While such autographs would have fetched a good sum following the deaths of the crew, the envelopes signed by the astronauts and postmarked on dates like the launch and the Moon landing would have been worth a fortune if any of the crew members had died in space.
Buzz Aldrin and Neil Armstrong remained inside the lunar module for some time after landing. They rested and prepared trash to dump on the Moon during that time. Aldrin also used the opportunity to take the first Holy Communion on the Moon.
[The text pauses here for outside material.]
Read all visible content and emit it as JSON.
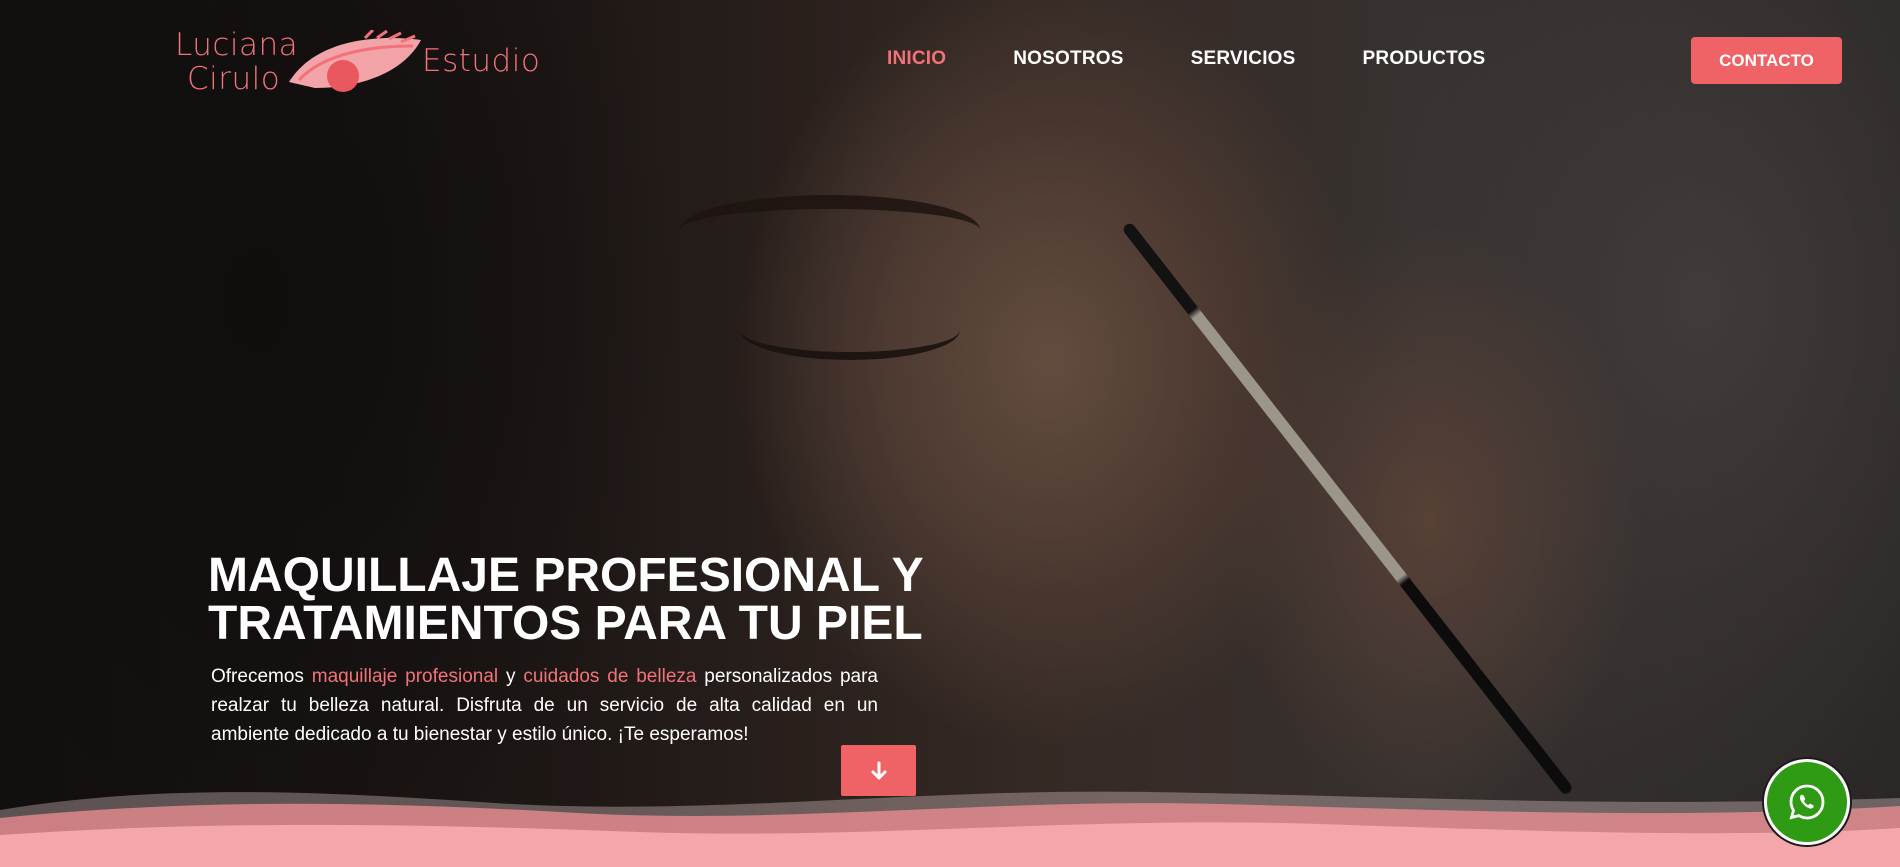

While they waited, Aldrin radioed Houston and requested a moment of silence. He asked that listeners think about the Moon landing “and give thanks in his own individual way.” Then he poured wine on a piece of bread and ate it while Armstrong watched. This also marked the first time that someone ate on the Moon.
NASA was concerned about astronauts observing religious activities during space missions. The organization had been sued after the crew of Apollo 8 read the Book of Genesis as they orbited the Moon on December 25, 1968. (The Apollo 8 astronauts were the first humans to orbit the Moon.) NASA was not ready for another lawsuit.
Aldrin was told that he could take Holy Communion on the Moon but had to make it “more general.” Today, worshipers at Webster Presbyterian Church where Aldrin was an elder at the time celebrate Lunar Communion Sunday in memory of the event.
Today, astronauts leave their spacecraft and mix with people immediately after landing. This was not so at the time of Apollo 11. After their mission to the Moon, the Apollo 11 astronauts were quarantined for three weeks before they were allowed to mingle with other people.
This was a precautionary measure. NASA was unsure whether the Moon contained deadly microorganisms. So it recommended that the astronauts be quarantined, that Moon samples and spacesuits (among other things) be examined for microorganisms, and that the crew be monitored for new infections.
The crews of Apollo 12 and 14 were also quarantined. However, NASA stopped doing that by the time Apollo 15 landed because it had already been confirmed that the Moon was sterile in the areas explored.